Moser: So I started my master’s degree. I think it was 88 or 87. I did my master’s paper on the verbal art of 相声[crosstalk] because I had been collecting material on that. And as far I know it was the first paper in English on that topic that covers the general information about that particular verbal art form. So it was fun to do, had a lot of humor, and it was great! Editor's note - click here to read a history of the Chinese verbal art of xiangsheng (crosstalk) and how the humor was stifled by the CCP, written by David Moser)
Couillard: How did you start getting involved in Chinese Television?
Moser: I was studying 相声, and one of the professor at 北大[Peking University] said, why not just do it? You can go on stage and do it. And then I said, are you kidding me? I can’t go on camera, I don’t look like an actor. He said, No it doesn’t matter, you’re foreigner, and it’s cute, so I said, well, okay. And then like a day later something, I got this call and I have to do a skit with Hou Yaohua[侯耀华], who’s the son of Hou Baolin [侯宝林], a big crosstalk master. So that was my first appearance on TV, and it was very scary, because the guy who I was doing it with was a total pro. He’d done this a million times. And for him the script meant nothing. The script was just, “Oh, I get the idea. And I’m just going to improvise it.” So during rehearsal he’d start improvising, I’m saying, “When am I supposed to say my line?” And he’s not worried, he says “Oh, just roll with whatever I’m saying.” And I’m thinking, “Are you kidding me?” It worked out in the end, but it was pretty terrifying. At least I didn't forget my lines, which was a good thing since about 300 million people were watching.
So that’s how I started. I did some other skits, and then Beijing TV wanted me to do a series on Beijing. So they made me the host of this series that was about 20 episodes. And it was called 大伟逛北京, “David Travels Beijing” It was amazing. But back then I was really unsure of my Chinese. I still didn’t feel like my Chinese was good enough to host a show like that.
The Beijing TV producers would just say, “we’re going to go in this Hutong and see what happens”, it was all just 老北京 [Old Beijing], you know. We would go to a Hutong where somebody is making kites, or somebody is a Peking opera singer, or this or that. And basically I came in, and I riff around and ask some silly questions, I tried the Erhu, a Chinese music instrument, and tried all those kinds of local Beijing things.
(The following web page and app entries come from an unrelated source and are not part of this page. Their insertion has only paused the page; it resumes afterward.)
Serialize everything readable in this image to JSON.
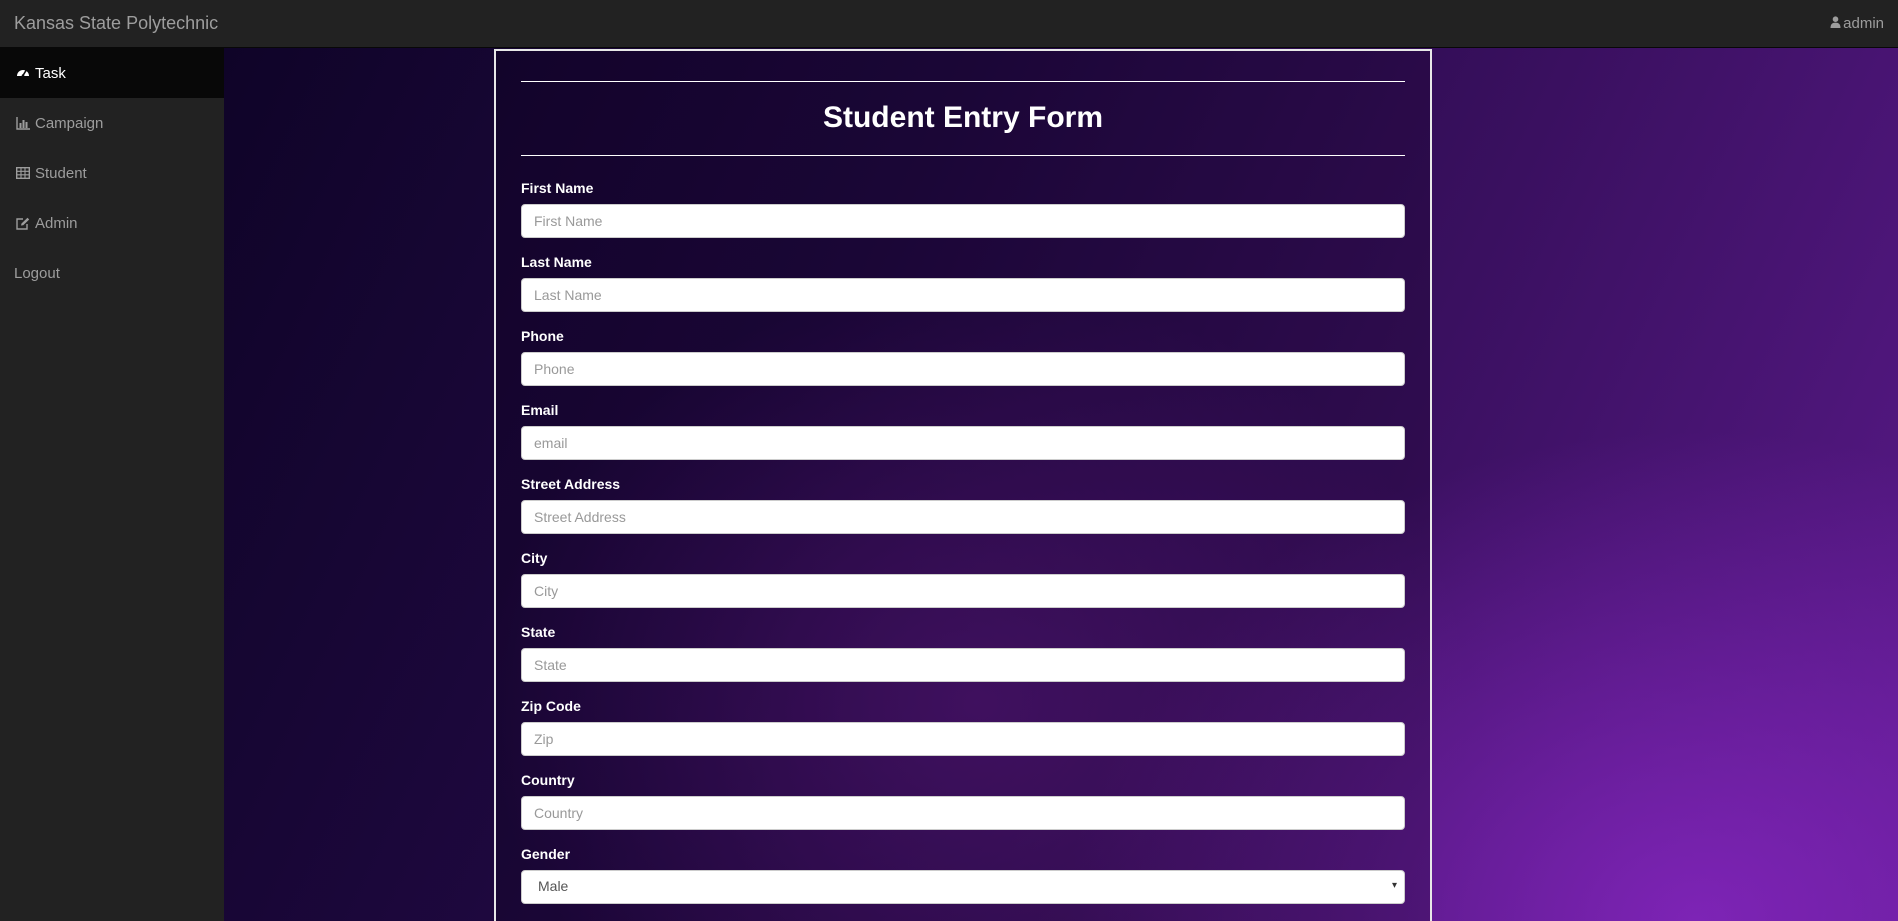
{
  "navbar": {
    "brand": "Kansas State Polytechnic",
    "user_label": "admin",
    "user_icon": "user-icon"
  },
  "sidebar": {
    "items": [
      {
        "label": "Task",
        "icon": "dashboard-icon",
        "active": true
      },
      {
        "label": "Campaign",
        "icon": "bar-chart-icon",
        "active": false
      },
      {
        "label": "Student",
        "icon": "table-icon",
        "active": false
      },
      {
        "label": "Admin",
        "icon": "edit-icon",
        "active": false
      },
      {
        "label": "Logout",
        "icon": "",
        "active": false
      }
    ]
  },
  "form": {
    "title": "Student Entry Form",
    "fields": [
      {
        "label": "First Name",
        "placeholder": "First Name",
        "value": ""
      },
      {
        "label": "Last Name",
        "placeholder": "Last Name",
        "value": ""
      },
      {
        "label": "Phone",
        "placeholder": "Phone",
        "value": ""
      },
      {
        "label": "Email",
        "placeholder": "email",
        "value": ""
      },
      {
        "label": "Street Address",
        "placeholder": "Street Address",
        "value": ""
      },
      {
        "label": "City",
        "placeholder": "City",
        "value": ""
      },
      {
        "label": "State",
        "placeholder": "State",
        "value": ""
      },
      {
        "label": "Zip Code",
        "placeholder": "Zip",
        "value": ""
      },
      {
        "label": "Country",
        "placeholder": "Country",
        "value": ""
      }
    ],
    "gender": {
      "label": "Gender",
      "selected": "Male"
    }
  },
  "colors": {
    "navbar_bg": "#222222",
    "sidebar_active_bg": "#080808",
    "accent_purple": "#5a1a8a"
  }
}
I was going on TV several times a month with my teacher Ding Guangquan [丁广泉] doing crosstalk. Every Chinese province has a TV station, and I must have performed at most of them. And then, in about 2002, I was teaching in 北外 [Beijing Foreign Studies University] at this time and CCTV 10 approached me, they wanted to do an English teaching show, called Outlook English, and they wanted to have a foreigner to be the host.
That started out as a lot of fun, but eventually it became less about learning English and more about entertainment. It was the worst day of my life on that show going to Shanxi, and I had to eat all these different noodles. And after every different bowl of noodles, and they would say, “Alright, describe how these noodles are different from the others”… And I’d say, ”These noodles are… maybe a little chewier? But not… Saltier, or…” And I’m thinking, “They’re just noodles, what do you want me to say!?”
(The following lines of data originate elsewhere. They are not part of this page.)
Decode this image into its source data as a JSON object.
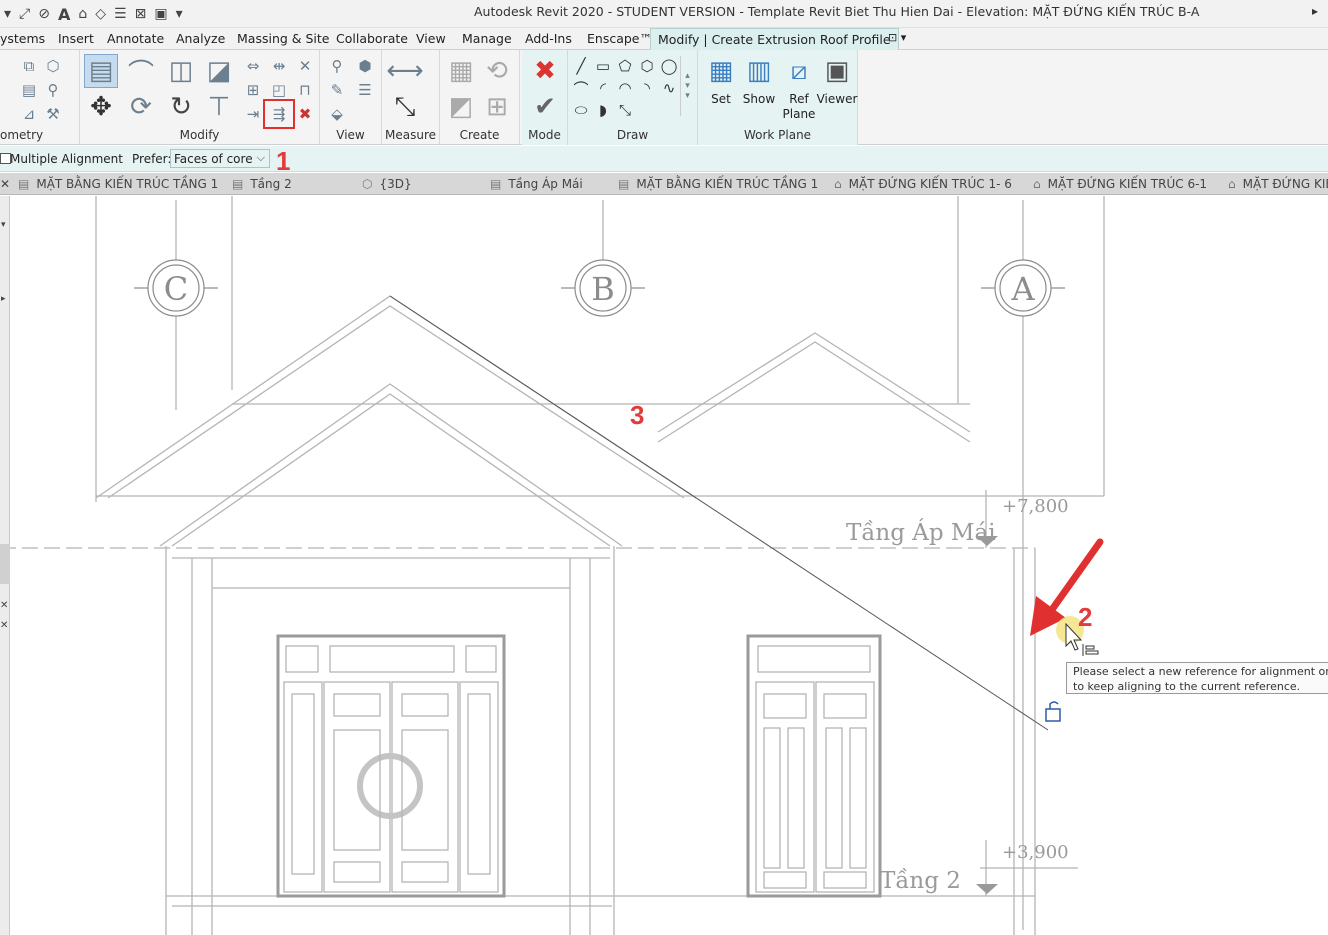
{
  "window": {
    "title": "Autodesk Revit 2020 - STUDENT VERSION - Template Revit Biet Thu Hien Dai - Elevation: MẶT ĐỨNG KIẾN TRÚC B-A",
    "restore_glyph": "▸"
  },
  "menu": {
    "tabs": [
      {
        "label": "ystems"
      },
      {
        "label": "Insert"
      },
      {
        "label": "Annotate"
      },
      {
        "label": "Analyze"
      },
      {
        "label": "Massing & Site"
      },
      {
        "label": "Collaborate"
      },
      {
        "label": "View"
      },
      {
        "label": "Manage"
      },
      {
        "label": "Add-Ins"
      },
      {
        "label": "Enscape™"
      },
      {
        "label": "Modify | Create Extrusion Roof Profile"
      }
    ]
  },
  "ribbon": {
    "panels": {
      "geometry": "ometry",
      "modify": "Modify",
      "view": "View",
      "measure": "Measure",
      "create": "Create",
      "mode": "Mode",
      "draw": "Draw",
      "work_plane": "Work Plane"
    },
    "work_plane_tools": {
      "set": "Set",
      "show": "Show",
      "ref_plane_1": "Ref",
      "ref_plane_2": "Plane",
      "viewer": "Viewer"
    }
  },
  "options": {
    "multiple_alignment": "Multiple Alignment",
    "prefer_label": "Prefer:",
    "prefer_value": "Faces of core"
  },
  "view_tabs": [
    {
      "label": "MẶT BẰNG KIẾN TRÚC TẦNG 1"
    },
    {
      "label": "Tầng 2"
    },
    {
      "label": "{3D}"
    },
    {
      "label": "Tầng Áp Mái"
    },
    {
      "label": "MẶT BẰNG KIẾN TRÚC TẦNG 1"
    },
    {
      "label": "MẶT ĐỨNG KIẾN TRÚC 1- 6"
    },
    {
      "label": "MẶT ĐỨNG KIẾN TRÚC 6-1"
    },
    {
      "label": "MẶT ĐỨNG KIẾN"
    }
  ],
  "drawing": {
    "grids": [
      "C",
      "B",
      "A"
    ],
    "levels": [
      {
        "name": "Tầng Áp Mái",
        "elevation": "+7,800"
      },
      {
        "name": "Tầng 2",
        "elevation": "+3,900"
      }
    ]
  },
  "tooltip": {
    "line1": "Please select a new reference for alignment or Ctrl",
    "line2": "to keep aligning to the current reference."
  },
  "annotations": {
    "step1": "1",
    "step2": "2",
    "step3": "3"
  },
  "colors": {
    "accent": "#e03030",
    "context_tab": "#dcefef"
  }
}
So eventually I got out of there, and started doing some more cultural gigs on CCTV 4, or would work as a guest host here and there. And I still go on CCTV several times a month, as a commentator or so-called pundit. You have to walk a fine line politically on these shows, but they're seldom live, so any problematic comment can just be left on the cutting floor.
Stay tuned for Part II of the interview, where David talks about his experience on the CCTV Spring Festival Gala (春节联欢晚会) and his thoughts and involvement in the Chinese music scene!
More by David Moser
David Moser is also a co-host for the Sinica Podcast, a weekly show on current affairs in China:
An account of the "Tank Man" in Beijing after the 1989 Tiananmen uprising: